> [INPUT MATERIAL]
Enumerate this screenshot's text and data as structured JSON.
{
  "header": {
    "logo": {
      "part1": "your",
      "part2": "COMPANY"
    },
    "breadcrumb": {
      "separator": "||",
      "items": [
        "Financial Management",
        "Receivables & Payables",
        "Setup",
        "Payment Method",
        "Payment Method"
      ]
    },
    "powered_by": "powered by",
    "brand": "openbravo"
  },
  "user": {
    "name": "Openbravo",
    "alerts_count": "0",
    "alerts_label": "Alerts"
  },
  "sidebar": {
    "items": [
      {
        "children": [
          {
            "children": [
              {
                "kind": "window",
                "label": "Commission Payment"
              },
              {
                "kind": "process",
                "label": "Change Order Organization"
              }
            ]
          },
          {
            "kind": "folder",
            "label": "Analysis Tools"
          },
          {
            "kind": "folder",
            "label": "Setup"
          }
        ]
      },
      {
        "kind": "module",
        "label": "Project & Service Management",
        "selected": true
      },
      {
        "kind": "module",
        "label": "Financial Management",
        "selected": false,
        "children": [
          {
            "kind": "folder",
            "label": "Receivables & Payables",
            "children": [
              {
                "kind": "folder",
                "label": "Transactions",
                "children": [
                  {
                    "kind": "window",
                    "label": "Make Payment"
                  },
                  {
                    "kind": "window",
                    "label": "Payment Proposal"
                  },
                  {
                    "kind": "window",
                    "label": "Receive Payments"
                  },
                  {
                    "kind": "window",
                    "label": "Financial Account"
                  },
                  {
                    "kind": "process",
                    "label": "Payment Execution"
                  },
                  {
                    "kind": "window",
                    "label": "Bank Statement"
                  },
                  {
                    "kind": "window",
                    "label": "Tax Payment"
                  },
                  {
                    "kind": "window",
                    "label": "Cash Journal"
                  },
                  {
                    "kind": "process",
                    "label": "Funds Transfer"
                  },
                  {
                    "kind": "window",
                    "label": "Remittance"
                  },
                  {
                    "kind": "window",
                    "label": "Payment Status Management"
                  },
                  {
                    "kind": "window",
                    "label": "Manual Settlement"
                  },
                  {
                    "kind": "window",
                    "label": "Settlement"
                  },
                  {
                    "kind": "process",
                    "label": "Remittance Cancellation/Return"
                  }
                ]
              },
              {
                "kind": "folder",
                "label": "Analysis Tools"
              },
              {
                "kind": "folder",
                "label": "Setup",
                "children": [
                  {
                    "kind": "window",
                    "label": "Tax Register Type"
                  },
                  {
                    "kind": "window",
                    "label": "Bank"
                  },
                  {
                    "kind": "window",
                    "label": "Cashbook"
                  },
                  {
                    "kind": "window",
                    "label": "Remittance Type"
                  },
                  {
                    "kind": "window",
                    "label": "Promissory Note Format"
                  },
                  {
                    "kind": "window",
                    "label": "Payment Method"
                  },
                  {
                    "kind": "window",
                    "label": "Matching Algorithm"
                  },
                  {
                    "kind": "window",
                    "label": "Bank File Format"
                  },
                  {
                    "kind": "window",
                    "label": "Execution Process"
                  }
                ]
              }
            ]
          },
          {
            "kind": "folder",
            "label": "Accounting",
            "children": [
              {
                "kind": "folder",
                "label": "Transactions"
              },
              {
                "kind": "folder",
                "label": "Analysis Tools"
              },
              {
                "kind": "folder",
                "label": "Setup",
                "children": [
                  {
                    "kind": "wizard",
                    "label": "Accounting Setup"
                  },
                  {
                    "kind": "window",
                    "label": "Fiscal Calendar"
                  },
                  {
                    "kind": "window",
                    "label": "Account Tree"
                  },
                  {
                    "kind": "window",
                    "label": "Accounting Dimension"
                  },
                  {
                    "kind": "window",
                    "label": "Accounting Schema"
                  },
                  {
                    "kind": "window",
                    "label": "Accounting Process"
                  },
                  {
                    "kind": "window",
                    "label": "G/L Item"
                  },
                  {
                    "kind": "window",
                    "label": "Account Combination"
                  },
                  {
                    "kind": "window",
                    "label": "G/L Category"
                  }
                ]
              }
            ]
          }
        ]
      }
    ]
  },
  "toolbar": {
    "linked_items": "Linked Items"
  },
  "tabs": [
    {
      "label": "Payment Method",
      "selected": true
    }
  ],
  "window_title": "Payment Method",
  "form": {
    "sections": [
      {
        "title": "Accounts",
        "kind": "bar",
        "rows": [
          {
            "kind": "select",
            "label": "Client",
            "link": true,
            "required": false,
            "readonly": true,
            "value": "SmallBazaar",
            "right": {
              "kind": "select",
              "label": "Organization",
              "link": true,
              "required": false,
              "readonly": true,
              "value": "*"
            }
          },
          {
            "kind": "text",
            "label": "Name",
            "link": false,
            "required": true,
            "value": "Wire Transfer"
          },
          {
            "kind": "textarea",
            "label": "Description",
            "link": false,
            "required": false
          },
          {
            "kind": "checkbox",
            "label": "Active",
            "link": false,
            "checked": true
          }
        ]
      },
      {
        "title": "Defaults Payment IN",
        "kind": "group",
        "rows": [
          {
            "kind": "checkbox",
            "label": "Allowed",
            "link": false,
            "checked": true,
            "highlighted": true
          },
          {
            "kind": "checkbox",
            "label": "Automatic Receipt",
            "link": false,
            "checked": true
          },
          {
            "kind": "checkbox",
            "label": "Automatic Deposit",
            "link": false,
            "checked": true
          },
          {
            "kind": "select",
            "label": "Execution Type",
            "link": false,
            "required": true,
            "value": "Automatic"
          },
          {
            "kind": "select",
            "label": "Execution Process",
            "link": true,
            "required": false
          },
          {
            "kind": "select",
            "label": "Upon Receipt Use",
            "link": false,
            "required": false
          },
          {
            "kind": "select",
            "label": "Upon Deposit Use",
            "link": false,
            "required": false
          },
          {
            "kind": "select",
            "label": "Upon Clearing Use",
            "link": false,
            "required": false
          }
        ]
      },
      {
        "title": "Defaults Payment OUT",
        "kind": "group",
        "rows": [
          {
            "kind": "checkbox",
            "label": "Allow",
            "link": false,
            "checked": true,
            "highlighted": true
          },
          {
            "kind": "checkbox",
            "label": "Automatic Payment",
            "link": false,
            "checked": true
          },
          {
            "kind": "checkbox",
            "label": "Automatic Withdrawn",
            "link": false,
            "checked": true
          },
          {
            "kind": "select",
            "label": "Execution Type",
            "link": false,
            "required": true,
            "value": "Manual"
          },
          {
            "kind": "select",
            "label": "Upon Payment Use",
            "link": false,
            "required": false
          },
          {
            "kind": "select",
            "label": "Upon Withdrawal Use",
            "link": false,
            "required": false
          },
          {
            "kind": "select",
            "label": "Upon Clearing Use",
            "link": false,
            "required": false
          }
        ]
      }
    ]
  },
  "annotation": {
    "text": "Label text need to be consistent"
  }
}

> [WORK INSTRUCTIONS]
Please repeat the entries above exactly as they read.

> [EXERCISE RESULT]
Enumerate this screenshot's text and data as structured JSON.
{
  "header": {
    "logo": {
      "part1": "your",
      "part2": "COMPANY"
    },
    "breadcrumb": {
      "separator": "||",
      "items": [
        "Financial Management",
        "Receivables & Payables",
        "Setup",
        "Payment Method",
        "Payment Method"
      ]
    },
    "powered_by": "powered by",
    "brand": "openbravo"
  },
  "user": {
    "name": "Openbravo",
    "alerts_count": "0",
    "alerts_label": "Alerts"
  },
  "sidebar": {
    "items": [
      {
        "children": [
          {
            "children": [
              {
                "kind": "window",
                "label": "Commission Payment"
              },
              {
                "kind": "process",
                "label": "Change Order Organization"
              }
            ]
          },
          {
            "kind": "folder",
            "label": "Analysis Tools"
          },
          {
            "kind": "folder",
            "label": "Setup"
          }
        ]
      },
      {
        "kind": "module",
        "label": "Project & Service Management",
        "selected": true
      },
      {
        "kind": "module",
        "label": "Financial Management",
        "selected": false,
        "children": [
          {
            "kind": "folder",
            "label": "Receivables & Payables",
            "children": [
              {
                "kind": "folder",
                "label": "Transactions",
                "children": [
                  {
                    "kind": "window",
                    "label": "Make Payment"
                  },
                  {
                    "kind": "window",
                    "label": "Payment Proposal"
                  },
                  {
                    "kind": "window",
                    "label": "Receive Payments"
                  },
                  {
                    "kind": "window",
                    "label": "Financial Account"
                  },
                  {
                    "kind": "process",
                    "label": "Payment Execution"
                  },
                  {
                    "kind": "window",
                    "label": "Bank Statement"
                  },
                  {
                    "kind": "window",
                    "label": "Tax Payment"
                  },
                  {
                    "kind": "window",
                    "label": "Cash Journal"
                  },
                  {
                    "kind": "process",
                    "label": "Funds Transfer"
                  },
                  {
                    "kind": "window",
                    "label": "Remittance"
                  },
                  {
                    "kind": "window",
                    "label": "Payment Status Management"
                  },
                  {
                    "kind": "window",
                    "label": "Manual Settlement"
                  },
                  {
                    "kind": "window",
                    "label": "Settlement"
                  },
                  {
                    "kind": "process",
                    "label": "Remittance Cancellation/Return"
                  }
                ]
              },
              {
                "kind": "folder",
                "label": "Analysis Tools"
              },
              {
                "kind": "folder",
                "label": "Setup",
                "children": [
                  {
                    "kind": "window",
                    "label": "Tax Register Type"
                  },
                  {
                    "kind": "window",
                    "label": "Bank"
                  },
                  {
                    "kind": "window",
                    "label": "Cashbook"
                  },
                  {
                    "kind": "window",
                    "label": "Remittance Type"
                  },
                  {
                    "kind": "window",
                    "label": "Promissory Note Format"
                  },
                  {
                    "kind": "window",
                    "label": "Payment Method"
                  },
                  {
                    "kind": "window",
                    "label": "Matching Algorithm"
                  },
                  {
                    "kind": "window",
                    "label": "Bank File Format"
                  },
                  {
                    "kind": "window",
                    "label": "Execution Process"
                  }
                ]
              }
            ]
          },
          {
            "kind": "folder",
            "label": "Accounting",
            "children": [
              {
                "kind": "folder",
                "label": "Transactions"
              },
              {
                "kind": "folder",
                "label": "Analysis Tools"
              },
              {
                "kind": "folder",
                "label": "Setup",
                "children": [
                  {
                    "kind": "wizard",
                    "label": "Accounting Setup"
                  },
                  {
                    "kind": "window",
                    "label": "Fiscal Calendar"
                  },
                  {
                    "kind": "window",
                    "label": "Account Tree"
                  },
                  {
                    "kind": "window",
                    "label": "Accounting Dimension"
                  },
                  {
                    "kind": "window",
                    "label": "Accounting Schema"
                  },
                  {
                    "kind": "window",
                    "label": "Accounting Process"
                  },
                  {
                    "kind": "window",
                    "label": "G/L Item"
                  },
                  {
                    "kind": "window",
                    "label": "Account Combination"
                  },
                  {
                    "kind": "window",
                    "label": "G/L Category"
                  }
                ]
              }
            ]
          }
        ]
      }
    ]
  },
  "toolbar": {
    "linked_items": "Linked Items"
  },
  "tabs": [
    {
      "label": "Payment Method",
      "selected": true
    }
  ],
  "window_title": "Payment Method",
  "form": {
    "sections": [
      {
        "title": "Accounts",
        "kind": "bar",
        "rows": [
          {
            "kind": "select",
            "label": "Client",
            "link": true,
            "required": false,
            "readonly": true,
            "value": "SmallBazaar",
            "right": {
              "kind": "select",
              "label": "Organization",
              "link": true,
              "required": false,
              "readonly": true,
              "value": "*"
            }
          },
          {
            "kind": "text",
            "label": "Name",
            "link": false,
            "required": true,
            "value": "Wire Transfer"
          },
          {
            "kind": "textarea",
            "label": "Description",
            "link": false,
            "required": false
          },
          {
            "kind": "checkbox",
            "label": "Active",
            "link": false,
            "checked": true
          }
        ]
      },
      {
        "title": "Defaults Payment IN",
        "kind": "group",
        "rows": [
          {
            "kind": "checkbox",
            "label": "Allowed",
            "link": false,
            "checked": true,
            "highlighted": true
          },
          {
            "kind": "checkbox",
            "label": "Automatic Receipt",
            "link": false,
            "checked": true
          },
          {
            "kind": "checkbox",
            "label": "Automatic Deposit",
            "link": false,
            "checked": true
          },
          {
            "kind": "select",
            "label": "Execution Type",
            "link": false,
            "required": true,
            "value": "Automatic"
          },
          {
            "kind": "select",
            "label": "Execution Process",
            "link": true,
            "required": false
          },
          {
            "kind": "select",
            "label": "Upon Receipt Use",
            "link": false,
            "required": false
          },
          {
            "kind": "select",
            "label": "Upon Deposit Use",
            "link": false,
            "required": false
          },
          {
            "kind": "select",
            "label": "Upon Clearing Use",
            "link": false,
            "required": false
          }
        ]
      },
      {
        "title": "Defaults Payment OUT",
        "kind": "group",
        "rows": [
          {
            "kind": "checkbox",
            "label": "Allow",
            "link": false,
            "checked": true,
            "highlighted": true
          },
          {
            "kind": "checkbox",
            "label": "Automatic Payment",
            "link": false,
            "checked": true
          },
          {
            "kind": "checkbox",
            "label": "Automatic Withdrawn",
            "link": false,
            "checked": true
          },
          {
            "kind": "select",
            "label": "Execution Type",
            "link": false,
            "required": true,
            "value": "Manual"
          },
          {
            "kind": "select",
            "label": "Upon Payment Use",
            "link": false,
            "required": false
          },
          {
            "kind": "select",
            "label": "Upon Withdrawal Use",
            "link": false,
            "required": false
          },
          {
            "kind": "select",
            "label": "Upon Clearing Use",
            "link": false,
            "required": false
          }
        ]
      }
    ]
  },
  "annotation": {
    "text": "Label text need to be consistent"
  }
}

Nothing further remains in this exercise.